What is expected:
From the entries below, copy out all lines holding "icon".
* * * * *
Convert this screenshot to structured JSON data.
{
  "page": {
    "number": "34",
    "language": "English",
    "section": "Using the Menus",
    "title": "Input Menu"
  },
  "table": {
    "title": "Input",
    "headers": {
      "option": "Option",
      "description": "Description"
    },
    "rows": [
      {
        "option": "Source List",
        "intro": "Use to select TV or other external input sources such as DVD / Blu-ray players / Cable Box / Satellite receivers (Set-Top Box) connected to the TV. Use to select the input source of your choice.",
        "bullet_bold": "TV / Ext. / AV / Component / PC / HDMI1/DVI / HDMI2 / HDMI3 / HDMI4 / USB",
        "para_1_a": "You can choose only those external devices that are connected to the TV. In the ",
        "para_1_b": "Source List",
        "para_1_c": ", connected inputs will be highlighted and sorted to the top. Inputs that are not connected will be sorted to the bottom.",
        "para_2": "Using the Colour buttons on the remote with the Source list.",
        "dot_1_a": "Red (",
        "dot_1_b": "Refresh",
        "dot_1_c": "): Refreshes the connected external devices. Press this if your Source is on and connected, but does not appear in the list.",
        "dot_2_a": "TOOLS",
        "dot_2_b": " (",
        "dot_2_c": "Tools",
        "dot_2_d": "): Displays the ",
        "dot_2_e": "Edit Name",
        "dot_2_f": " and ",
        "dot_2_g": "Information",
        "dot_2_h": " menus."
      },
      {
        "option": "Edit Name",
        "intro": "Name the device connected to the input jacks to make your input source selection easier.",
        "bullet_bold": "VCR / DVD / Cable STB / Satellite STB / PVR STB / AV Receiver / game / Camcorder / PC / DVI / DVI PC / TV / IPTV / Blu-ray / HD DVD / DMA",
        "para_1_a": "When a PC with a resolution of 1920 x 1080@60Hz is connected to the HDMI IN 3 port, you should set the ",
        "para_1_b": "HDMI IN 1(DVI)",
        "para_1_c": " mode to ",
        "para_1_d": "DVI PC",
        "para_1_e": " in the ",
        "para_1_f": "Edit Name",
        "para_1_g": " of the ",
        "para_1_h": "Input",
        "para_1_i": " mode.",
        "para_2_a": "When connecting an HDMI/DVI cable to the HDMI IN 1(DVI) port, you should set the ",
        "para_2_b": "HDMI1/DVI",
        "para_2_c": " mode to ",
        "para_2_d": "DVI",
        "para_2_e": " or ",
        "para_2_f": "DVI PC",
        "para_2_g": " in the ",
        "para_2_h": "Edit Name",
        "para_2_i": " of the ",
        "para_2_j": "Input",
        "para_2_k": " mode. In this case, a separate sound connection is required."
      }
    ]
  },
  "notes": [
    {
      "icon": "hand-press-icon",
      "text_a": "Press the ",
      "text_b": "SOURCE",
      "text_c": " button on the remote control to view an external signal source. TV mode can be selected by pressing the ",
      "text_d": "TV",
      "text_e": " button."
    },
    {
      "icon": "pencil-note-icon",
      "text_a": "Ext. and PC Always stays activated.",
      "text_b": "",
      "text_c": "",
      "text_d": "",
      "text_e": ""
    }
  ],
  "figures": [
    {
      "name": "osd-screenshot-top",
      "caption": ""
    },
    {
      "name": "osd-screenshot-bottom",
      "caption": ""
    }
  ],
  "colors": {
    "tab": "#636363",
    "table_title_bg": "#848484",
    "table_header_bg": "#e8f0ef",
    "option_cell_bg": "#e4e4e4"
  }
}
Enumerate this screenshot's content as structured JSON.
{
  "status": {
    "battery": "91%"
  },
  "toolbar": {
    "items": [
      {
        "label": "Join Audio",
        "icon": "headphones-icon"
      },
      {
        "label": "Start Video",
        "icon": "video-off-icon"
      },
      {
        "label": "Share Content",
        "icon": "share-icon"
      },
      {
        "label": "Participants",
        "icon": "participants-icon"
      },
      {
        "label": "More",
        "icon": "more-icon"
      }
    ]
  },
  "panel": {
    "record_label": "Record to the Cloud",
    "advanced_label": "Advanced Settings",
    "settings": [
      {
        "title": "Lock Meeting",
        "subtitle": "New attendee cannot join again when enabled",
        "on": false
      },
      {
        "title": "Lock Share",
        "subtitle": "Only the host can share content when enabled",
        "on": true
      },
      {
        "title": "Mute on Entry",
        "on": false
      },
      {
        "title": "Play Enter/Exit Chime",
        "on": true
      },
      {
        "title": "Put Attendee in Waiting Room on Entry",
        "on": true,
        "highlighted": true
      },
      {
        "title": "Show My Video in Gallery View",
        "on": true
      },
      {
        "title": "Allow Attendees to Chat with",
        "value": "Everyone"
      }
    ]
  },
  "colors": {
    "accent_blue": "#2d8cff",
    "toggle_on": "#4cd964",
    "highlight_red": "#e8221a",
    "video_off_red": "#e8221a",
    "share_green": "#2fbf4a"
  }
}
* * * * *
Answer for this exercise:
      "icon": "hand-press-icon",
      "icon": "pencil-note-icon",
        "icon": "headphones-icon"
        "icon": "video-off-icon"
        "icon": "share-icon"
        "icon": "participants-icon"
        "icon": "more-icon"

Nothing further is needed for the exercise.